“The family has been reduced to the lowest of creatures – we’ve become actors.”  A sad state of affairs indeed, as pronounced by the King of England, George V (Michael Gambon), to his son, Albert (Colin Firth).   The realization proves troubling in more ways than one to the stammering Duke of York .    
The advent of "the wireless," as radio was so quaintly known, meant that it was no longer enough for a monarch or his family to simply look the part and occasionally vouchsafe one of those swively, restrained wave to the masses.   A king or queen would have to speak, ingratiate him or herself to their subjects in their homes, their pubs, their places of work.  This meant that the Duke of York, paralyzed by that stammer since childhood, would be forced into the acting, the theater of public life.    Even worse, the relative safety on which he was counting, playing understudy to his brother, David (as ever, members of the royal family were as weighed down with as much nomenclatu…
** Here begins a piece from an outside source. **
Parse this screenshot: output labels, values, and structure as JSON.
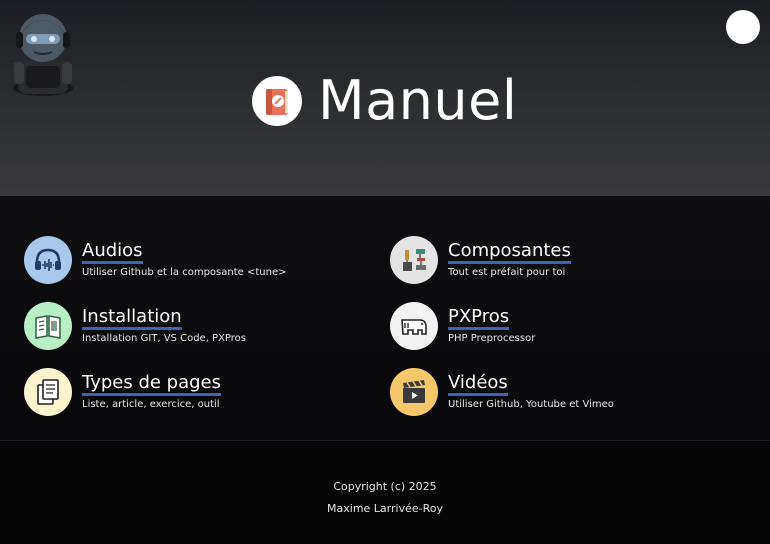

The Babadook

"I'll soon take off my funny disguise....And once you see what's're going to wish you were dead!"  And hello to you, too!  The rather dire warning comes from "Mr. Babadook" through the agency of a very persistent children's book that bears name of the monster.  Thus, The Babadook, writer and director Jennifer Kent's creepy and assured feature film debut.  Is the Babadook real? Merely a projection, a top-hatted fiend from a children's book that sets off a couple of already febrile minds?  Or perhaps...we have seen the monster and it is us?   
Ms. Kent demonstrates a very sure hand and supple knowledge of film history, the latter manifesting itself in  the action of The Babadook, the film's set design and a particular channel to which the television of Amelia Vannick (Essie Davis) seems permanently tuned, showing everything from the fantastical early cinema of George Melies to the more colorful exploits of Italian horror …